Of course, it isn't just a liberal issue. After the Trump administration threatened to crack down on states who legalized marijuana, Senator Cory Gardner, R-Col. led a blockade of Justice Department nominees to force the White House to back down. Recent polling by Gallup shows legalization enjoys broad majority support among the public.

“Overall, I think it's just a matter of federal lawmakers starting to listen to their constituents,” said Morgan Fox, communications director of the pro-legalization Marijuana Policy Project. "This is really bipartisan."


Some Democrats say Trump has changed the rules by making implausible, unworkable — but eye-catchingly ambitious — promises to voters, and that they need bolder ideas to steal the spotlight back. It doesn’t hurt that few on either side of the aisle seem to care about the deficit anymore.

But there’s risk too: The RNC is talking up an “alarming liberal radicalism” in press releases and sees an upside in defining Democrats as beholden to the far left. Raising voter expectations too high could also lead to disillusionment if those making the promises can’t deliver once in power.
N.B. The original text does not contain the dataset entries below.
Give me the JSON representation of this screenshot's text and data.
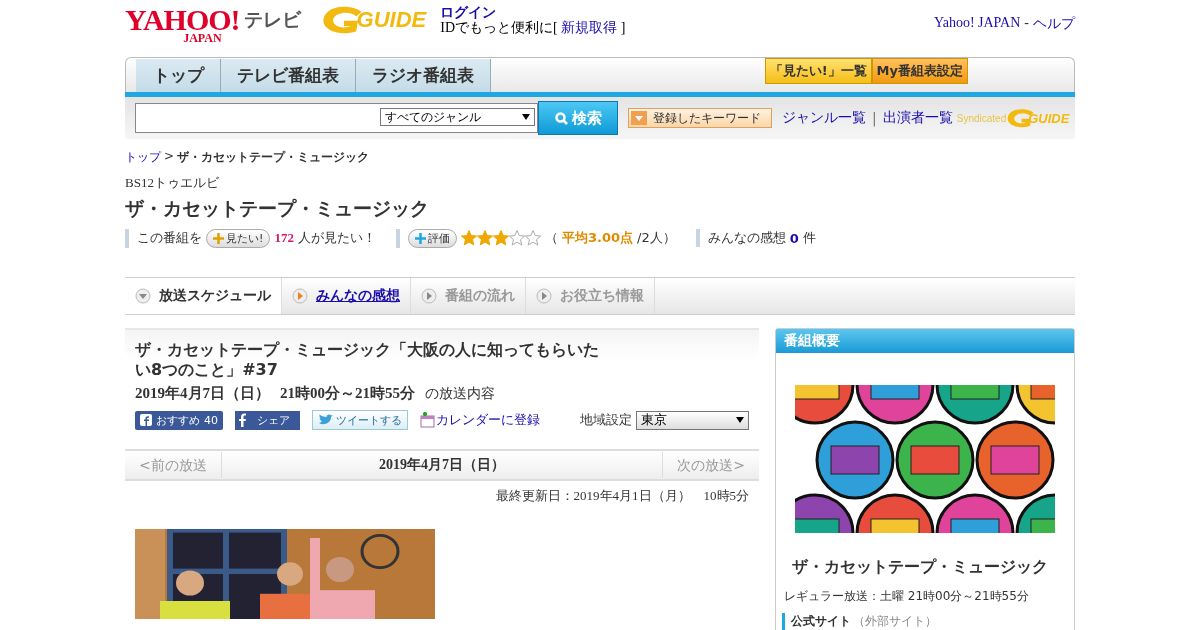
{
  "header": {
    "logo": "YAHOO!",
    "logo_sub": "JAPAN",
    "site": "テレビ",
    "guide_logo": "GUIDE",
    "login": "ログイン",
    "id_prompt": "IDでもっと便利に[",
    "signup": "新規取得",
    "bracket": "]",
    "links": [
      "Yahoo! JAPAN",
      "ヘルプ"
    ],
    "separator": "-"
  },
  "nav": {
    "tabs": [
      {
        "label": "トップ",
        "selected": false
      },
      {
        "label": "テレビ番組表",
        "selected": false
      },
      {
        "label": "ラジオ番組表",
        "selected": false
      }
    ],
    "buttons": [
      "「見たい!」一覧",
      "My番組表設定"
    ]
  },
  "search": {
    "genre": "すべてのジャンル",
    "button": "検索",
    "keyword_button": "登録したキーワード",
    "links": [
      "ジャンル一覧",
      "出演者一覧"
    ],
    "link_separator": "|",
    "syndicated": "Syndicated",
    "guide_logo": "GUIDE"
  },
  "breadcrumb": {
    "link": "トップ",
    "separator": ">",
    "current": "ザ・カセットテープ・ミュージック"
  },
  "channel": "BS12トゥエルビ",
  "title": "ザ・カセットテープ・ミュージック",
  "stats": {
    "want_prefix": "この番組を",
    "want_button": "見たい!",
    "want_count": "172",
    "want_suffix": "人が見たい！",
    "rate_button": "評価",
    "stars": 3,
    "rating_open": "（",
    "rating_avg": "平均3.00点",
    "rating_count": "/2人）",
    "impressions_label": "みんなの感想",
    "impressions_count": "0",
    "impressions_unit": "件"
  },
  "subtabs": [
    {
      "label": "放送スケジュール",
      "selected": true,
      "disabled": false
    },
    {
      "label": "みんなの感想",
      "selected": false,
      "disabled": false
    },
    {
      "label": "番組の流れ",
      "selected": false,
      "disabled": true
    },
    {
      "label": "お役立ち情報",
      "selected": false,
      "disabled": true
    }
  ],
  "episode": {
    "title": "ザ・カセットテープ・ミュージック「大阪の人に知ってもらいたい8つのこと」#37",
    "date": "2019年4月7日（日）",
    "time": "21時00分～21時55分",
    "suffix": "の放送内容",
    "like": "おすすめ",
    "like_count": "40",
    "share": "シェア",
    "tweet": "ツイートする",
    "calendar": "カレンダーに登録",
    "region_label": "地域設定",
    "region": "東京"
  },
  "pager": {
    "prev": "<前の放送",
    "current": "2019年4月7日（日）",
    "next": "次の放送>"
  },
  "updated": "最終更新日：2019年4月1日（月）　10時5分",
  "sidebar": {
    "heading": "番組概要",
    "title": "ザ・カセットテープ・ミュージック",
    "regular": "レギュラー放送：土曜 21時00分～21時55分",
    "official": "公式サイト",
    "official_note": "（外部サイト）"
  }
}
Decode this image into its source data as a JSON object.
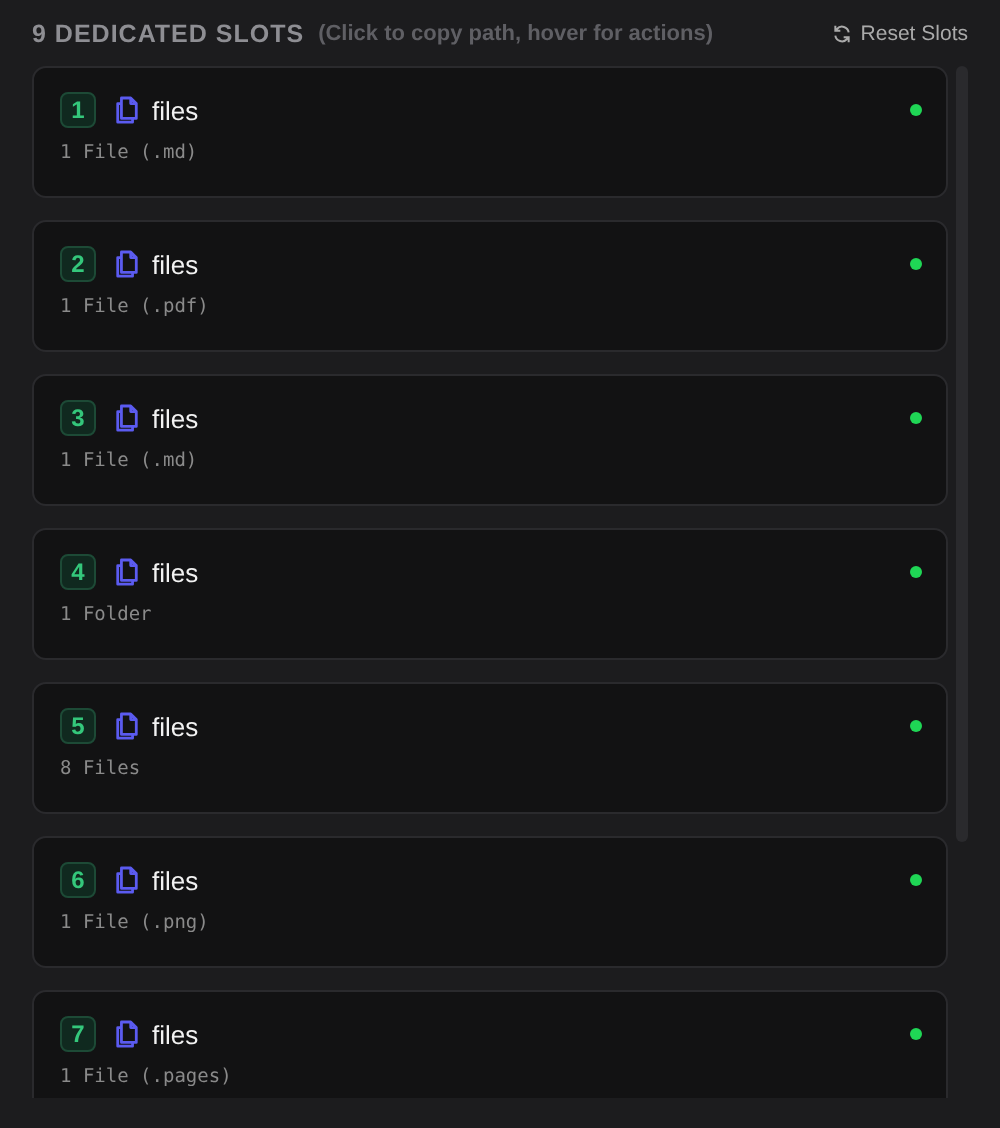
{
  "header": {
    "title": "9 DEDICATED SLOTS",
    "hint": "(Click to copy path, hover for actions)",
    "reset_button": "Reset Slots"
  },
  "slots": [
    {
      "number": "1",
      "name": "files",
      "detail": "1 File (.md)",
      "active": true
    },
    {
      "number": "2",
      "name": "files",
      "detail": "1 File (.pdf)",
      "active": true
    },
    {
      "number": "3",
      "name": "files",
      "detail": "1 File (.md)",
      "active": true
    },
    {
      "number": "4",
      "name": "files",
      "detail": "1 Folder",
      "active": true
    },
    {
      "number": "5",
      "name": "files",
      "detail": "8 Files",
      "active": true
    },
    {
      "number": "6",
      "name": "files",
      "detail": "1 File (.png)",
      "active": true
    },
    {
      "number": "7",
      "name": "files",
      "detail": "1 File (.pages)",
      "active": true
    }
  ]
}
So far, those concerns haven't stemmed the new wave of progressive pledges. “Not everything being discussed is going to fly, but it’s pretty clear to me the party is moving significantly to the left,” Jim Manley, a former Democratic Senate leadership aide, told NBC News. “Anyone running for president in 2020 is going to have to take a good, hard look at some of these ideas.”